Check every line below for the word "range" and show those that hold it.
--- Data to use ---
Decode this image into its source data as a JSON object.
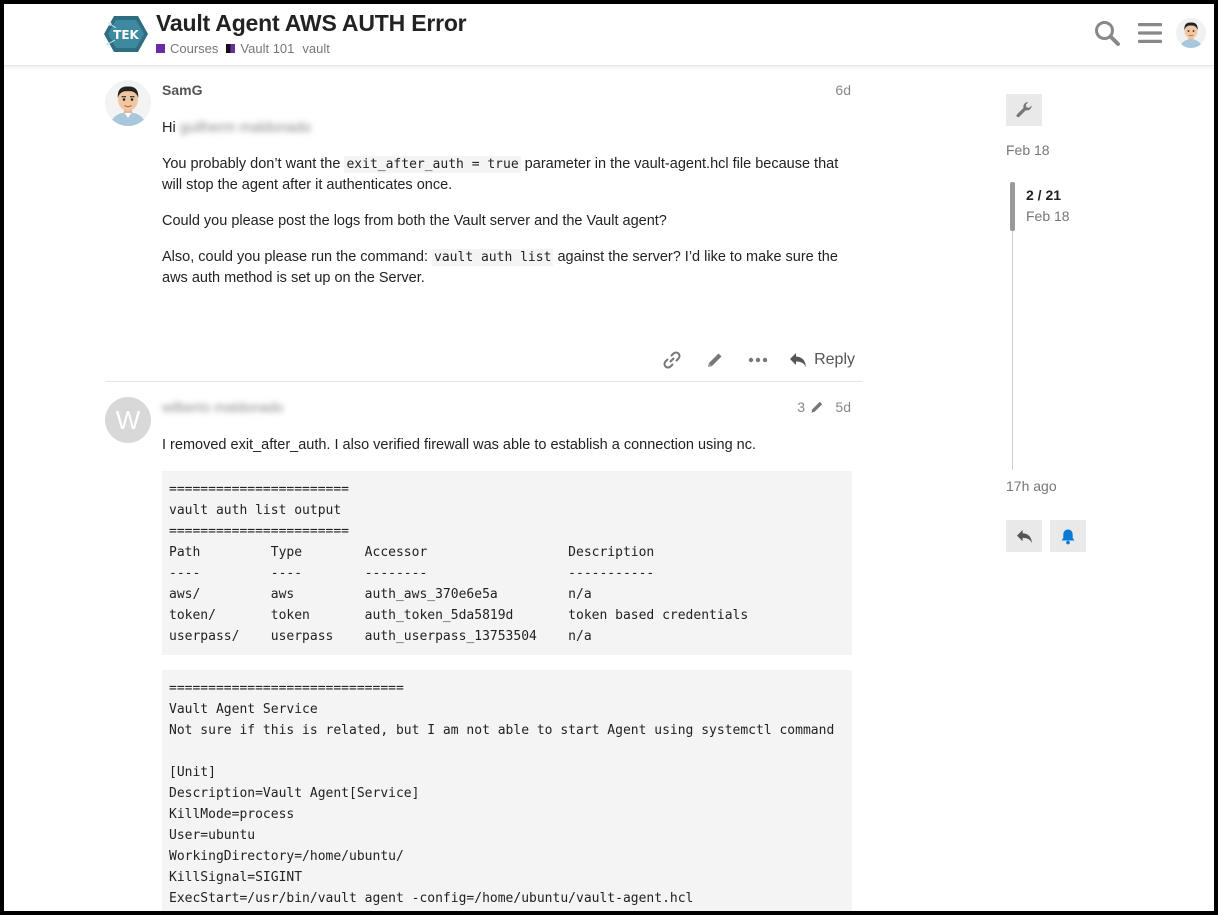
{
  "header": {
    "title": "Vault Agent AWS AUTH Error",
    "categories": [
      {
        "label": "Courses",
        "color": "#6c2aa3"
      },
      {
        "label": "Vault 101",
        "color": "#111111"
      }
    ],
    "tag": "vault"
  },
  "posts": [
    {
      "username": "SamG",
      "date": "6d",
      "greeting": "Hi",
      "greeting_name": "guilherm maldonado",
      "p1_before": "You probably don’t want the ",
      "p1_code": "exit_after_auth = true",
      "p1_after": " parameter in the vault-agent.hcl file because that will stop the agent after it authenticates once.",
      "p2": "Could you please post the logs from both the Vault server and the Vault agent?",
      "p3_before": "Also, could you please run the command: ",
      "p3_code": "vault auth list",
      "p3_after": " against the server? I’d like to make sure the aws auth method is set up on the Server.",
      "reply_label": "Reply"
    },
    {
      "avatar_letter": "W",
      "username": "wilberto maldonado",
      "edit_count": "3",
      "date": "5d",
      "intro": "I removed exit_after_auth. I also verified firewall was able to establish a connection using nc.",
      "code1": "=======================\nvault auth list output\n=======================\nPath         Type        Accessor                  Description\n----         ----        --------                  -----------\naws/         aws         auth_aws_370e6e5a         n/a\ntoken/       token       auth_token_5da5819d       token based credentials\nuserpass/    userpass    auth_userpass_13753504    n/a",
      "code2": "==============================\nVault Agent Service\nNot sure if this is related, but I am not able to start Agent using systemctl command\n\n[Unit]\nDescription=Vault Agent[Service]\nKillMode=process\nUser=ubuntu\nWorkingDirectory=/home/ubuntu/\nKillSignal=SIGINT\nExecStart=/usr/bin/vault agent -config=/home/ubuntu/vault-agent.hcl"
    }
  ],
  "timeline": {
    "start_date": "Feb 18",
    "position": "2 / 21",
    "position_date": "Feb 18",
    "end_date": "17h ago"
  },
  "colors": {
    "accent_bell": "#0a7ad6",
    "code_bg": "#f4f4f4"
  }
}
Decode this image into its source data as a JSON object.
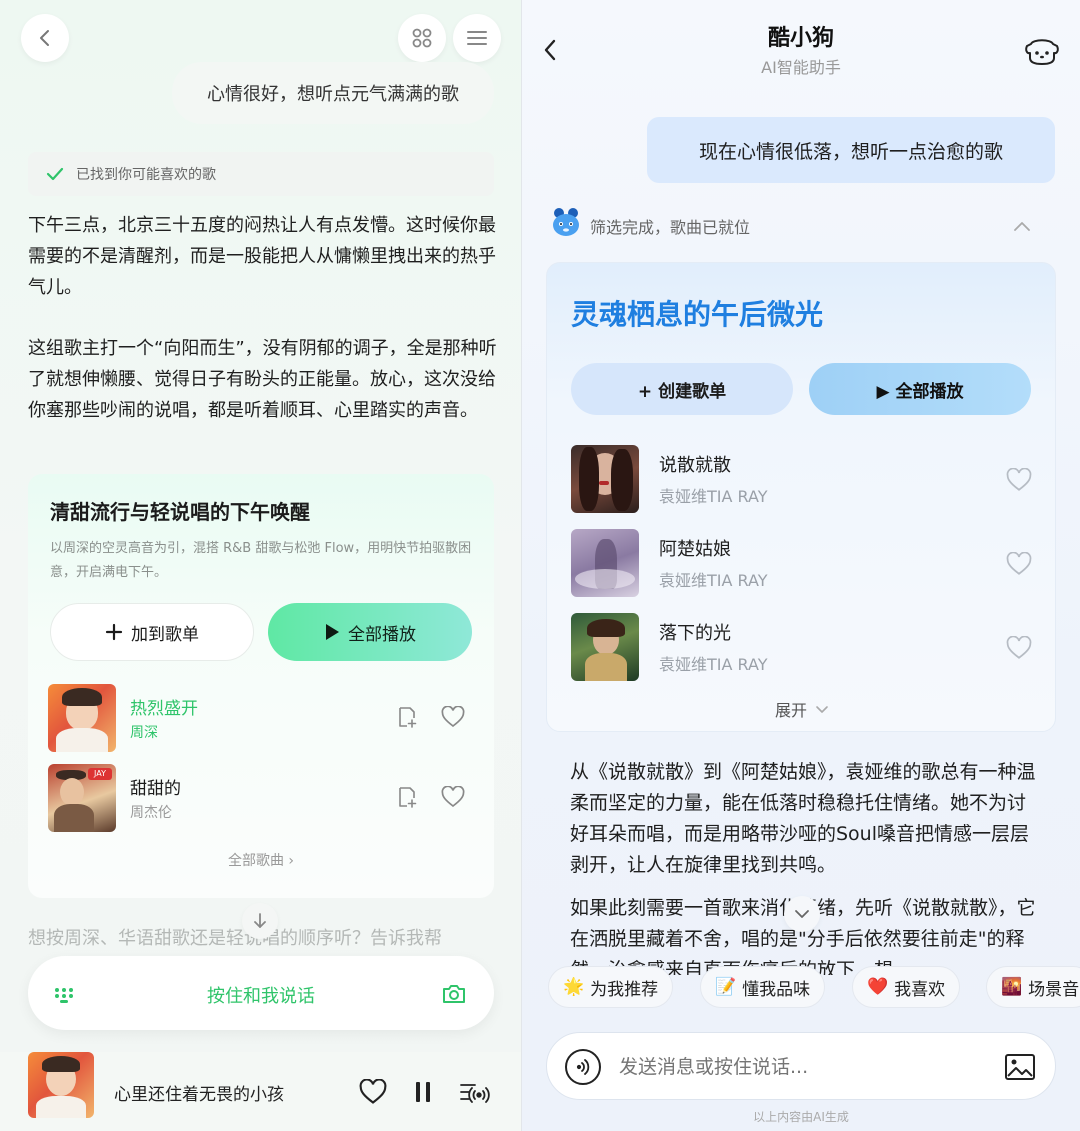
{
  "left": {
    "user_message": "心情很好，想听点元气满满的歌",
    "found_status": "已找到你可能喜欢的歌",
    "paragraph1": "下午三点，北京三十五度的闷热让人有点发懵。这时候你最需要的不是清醒剂，而是一股能把人从慵懒里拽出来的热乎气儿。",
    "paragraph2": "这组歌主打一个“向阳而生”，没有阴郁的调子，全是那种听了就想伸懒腰、觉得日子有盼头的正能量。放心，这次没给你塞那些吵闹的说唱，都是听着顺耳、心里踏实的声音。",
    "card": {
      "title": "清甜流行与轻说唱的下午唤醒",
      "description": "以周深的空灵高音为引，混搭 R&B 甜歌与松弛 Flow，用明快节拍驱散困意，开启满电下午。",
      "add_label": "加到歌单",
      "play_all_label": "全部播放",
      "songs": [
        {
          "name": "热烈盛开",
          "artist": "周深",
          "active": true
        },
        {
          "name": "甜甜的",
          "artist": "周杰伦",
          "active": false
        }
      ],
      "all_songs_label": "全部歌曲 ›"
    },
    "followup_text": "想按周深、华语甜歌还是轻说唱的顺序听？告诉我帮",
    "voice_label": "按住和我说话",
    "player": {
      "song_title": "心里还住着无畏的小孩"
    },
    "colors": {
      "accent": "#2fc46a"
    }
  },
  "right": {
    "header": {
      "title": "酷小狗",
      "subtitle": "AI智能助手"
    },
    "user_message": "现在心情很低落，想听一点治愈的歌",
    "status": "筛选完成，歌曲已就位",
    "card": {
      "title": "灵魂栖息的午后微光",
      "create_label": "+ 创建歌单",
      "play_all_label": "▶ 全部播放",
      "songs": [
        {
          "name": "说散就散",
          "artist": "袁娅维TIA RAY"
        },
        {
          "name": "阿楚姑娘",
          "artist": "袁娅维TIA RAY"
        },
        {
          "name": "落下的光",
          "artist": "袁娅维TIA RAY"
        }
      ],
      "expand_label": "展开"
    },
    "paragraph1": "从《说散就散》到《阿楚姑娘》，袁娅维的歌总有一种温柔而坚定的力量，能在低落时稳稳托住情绪。她不为讨好耳朵而唱，而是用略带沙哑的Soul嗓音把情感一层层剥开，让人在旋律里找到共鸣。",
    "paragraph2": "如果此刻需要一首歌来消化情绪，先听《说散就散》，它在洒脱里藏着不舍，唱的是\"分手后依然要往前走\"的释然，治愈感来自直面伤痛后的放下，想",
    "chips": [
      {
        "icon": "🌟",
        "label": "为我推荐"
      },
      {
        "icon": "📝",
        "label": "懂我品味"
      },
      {
        "icon": "❤️",
        "label": "我喜欢"
      },
      {
        "icon": "🌇",
        "label": "场景音"
      }
    ],
    "input_placeholder": "发送消息或按住说话...",
    "footer_note": "以上内容由AI生成",
    "colors": {
      "accent": "#1f7fe0"
    }
  }
}
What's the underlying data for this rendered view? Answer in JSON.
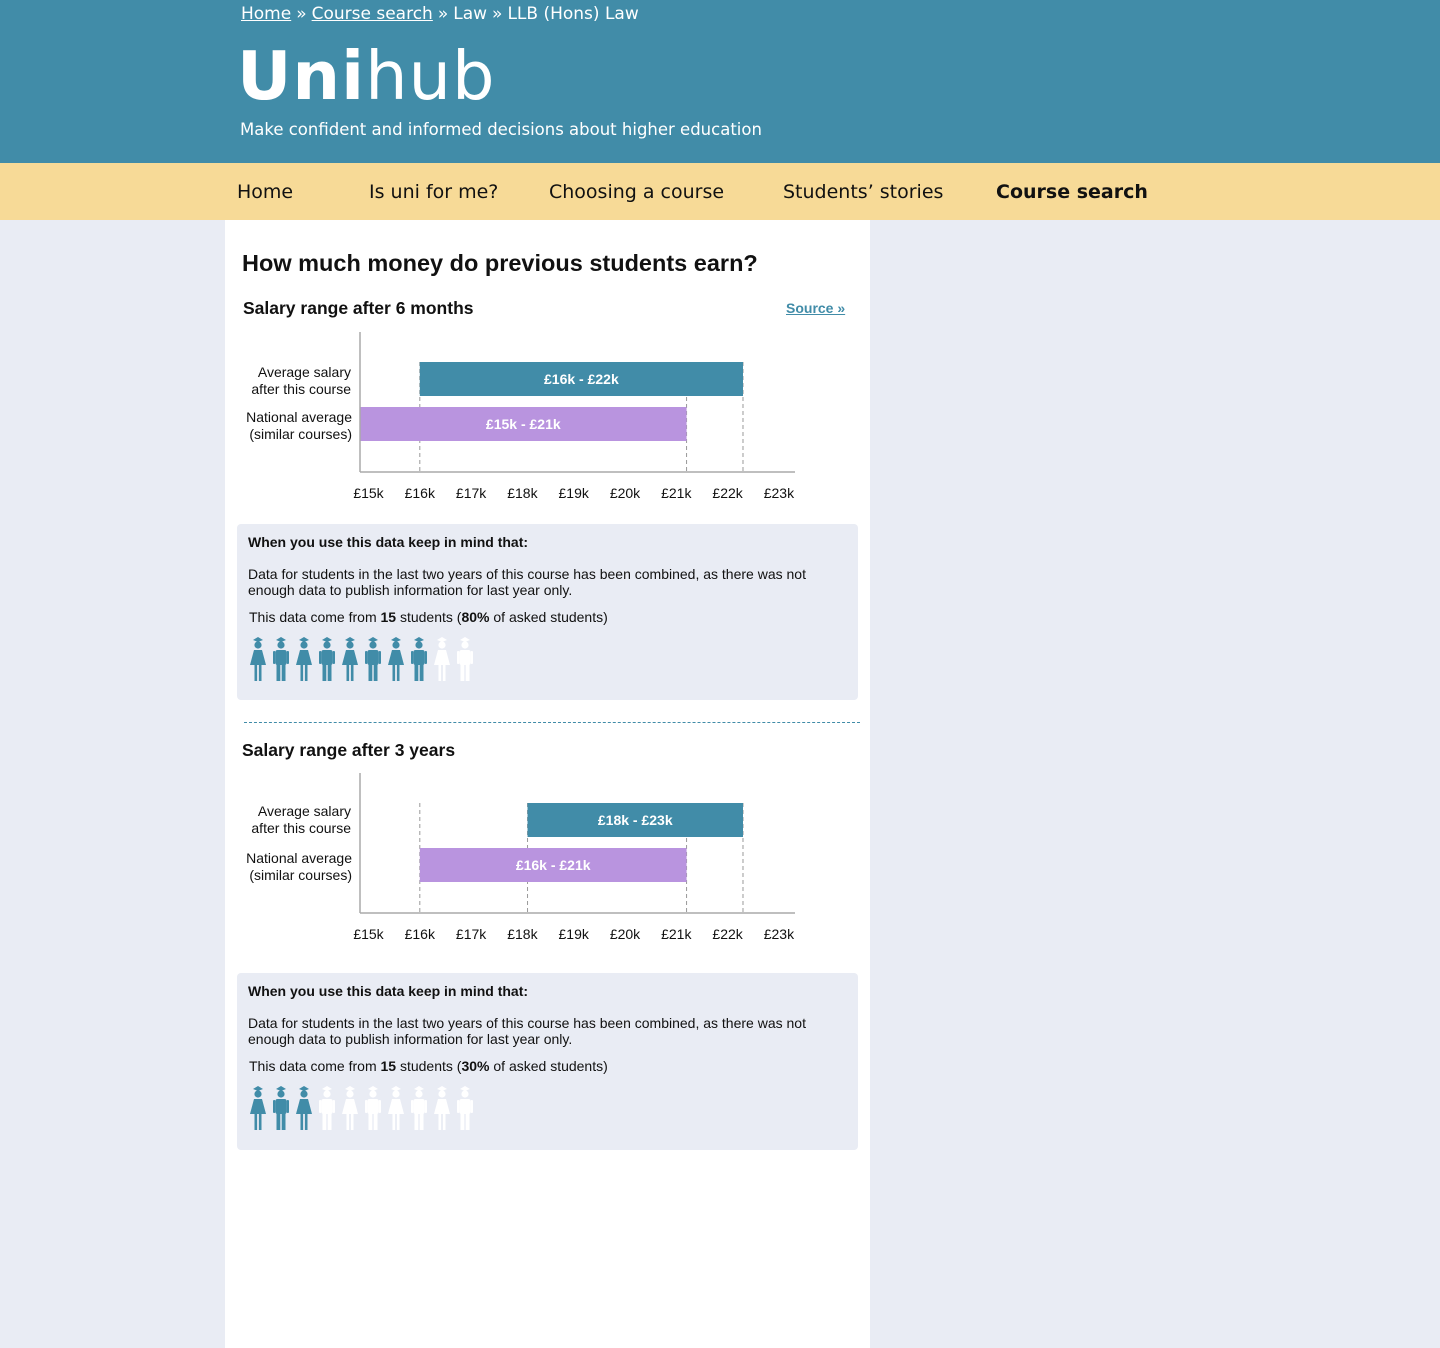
{
  "breadcrumb": {
    "home": "Home",
    "course_search": "Course search",
    "sep": "»",
    "law": "Law",
    "course": "LLB (Hons) Law"
  },
  "logo": {
    "bold": "Uni",
    "light": "hub"
  },
  "tagline": "Make confident and informed decisions about higher education",
  "nav": {
    "items": [
      {
        "label": "Home"
      },
      {
        "label": "Is uni for me?"
      },
      {
        "label": "Choosing a course"
      },
      {
        "label": "Students’ stories"
      },
      {
        "label": "Course search",
        "active": true
      }
    ]
  },
  "page_title": "How much money do previous students earn?",
  "source_label": "Source »",
  "colors": {
    "header": "#418ca8",
    "nav": "#f7da97",
    "course_bar": "#418ca8",
    "national_bar": "#b994df",
    "page_bg": "#e9ecf4"
  },
  "row_labels": {
    "course": [
      "Average salary",
      "after this course"
    ],
    "national": [
      "National average",
      "(similar courses)"
    ]
  },
  "note_heading": "When you use this data keep in mind that:",
  "note_body": "Data for students in the last two years of this course has been combined, as there was not enough data to publish information for last year only.",
  "count_text": {
    "prefix": "This data come from ",
    "students_suffix": " students (",
    "pct_suffix": " of asked students)"
  },
  "chart_data": [
    {
      "type": "bar",
      "title": "Salary range after 6 months",
      "x_ticks": [
        "£15k",
        "£16k",
        "£17k",
        "£18k",
        "£19k",
        "£20k",
        "£21k",
        "£22k",
        "£23k"
      ],
      "xlim": [
        15,
        23
      ],
      "bars": [
        {
          "label": "Average salary after this course",
          "low": 16,
          "high": 22.3,
          "text": "£16k - £22k",
          "color": "#418ca8"
        },
        {
          "label": "National average (similar courses)",
          "low": 15,
          "high": 21.2,
          "text": "£15k - £21k",
          "color": "#b994df"
        }
      ],
      "response": {
        "students": "15",
        "percent": "80%",
        "icons_total": 10,
        "icons_filled": 8
      }
    },
    {
      "type": "bar",
      "title": "Salary range after 3 years",
      "x_ticks": [
        "£15k",
        "£16k",
        "£17k",
        "£18k",
        "£19k",
        "£20k",
        "£21k",
        "£22k",
        "£23k"
      ],
      "xlim": [
        15,
        23
      ],
      "bars": [
        {
          "label": "Average salary after this course",
          "low": 18.1,
          "high": 22.3,
          "text": "£18k - £23k",
          "color": "#418ca8"
        },
        {
          "label": "National average (similar courses)",
          "low": 16,
          "high": 21.2,
          "text": "£16k - £21k",
          "color": "#b994df"
        }
      ],
      "response": {
        "students": "15",
        "percent": "30%",
        "icons_total": 10,
        "icons_filled": 3
      }
    }
  ]
}
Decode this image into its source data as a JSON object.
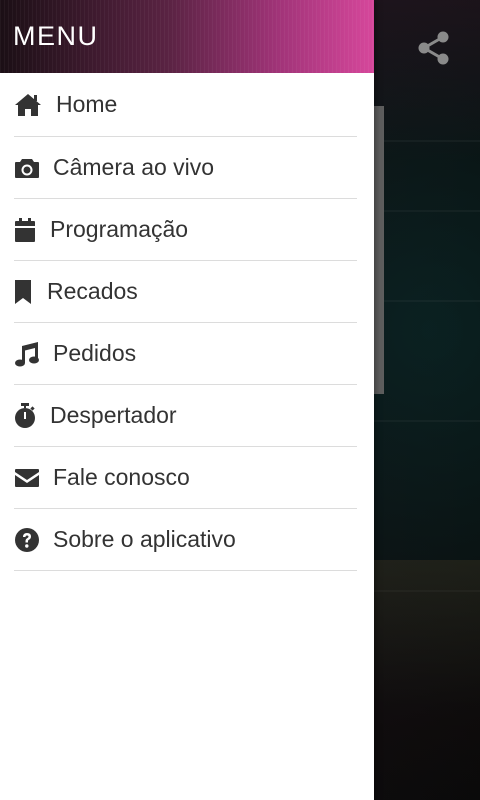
{
  "drawer": {
    "title": "MENU",
    "items": [
      {
        "label": "Home",
        "icon": "home-icon"
      },
      {
        "label": "Câmera ao vivo",
        "icon": "camera-icon"
      },
      {
        "label": "Programação",
        "icon": "calendar-icon"
      },
      {
        "label": "Recados",
        "icon": "bookmark-icon"
      },
      {
        "label": "Pedidos",
        "icon": "music-note-icon"
      },
      {
        "label": "Despertador",
        "icon": "stopwatch-icon"
      },
      {
        "label": "Fale conosco",
        "icon": "envelope-icon"
      },
      {
        "label": "Sobre o aplicativo",
        "icon": "question-circle-icon"
      }
    ]
  },
  "toolbar": {
    "share_icon": "share-icon"
  },
  "colors": {
    "header_gradient_start": "#1b0f15",
    "header_gradient_end": "#d6479b",
    "menu_text": "#333333",
    "divider": "#dcdcdc"
  }
}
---
_Solution to this task_
      "title": "Salary range after 6 months",
      "title": "Salary range after 3 years",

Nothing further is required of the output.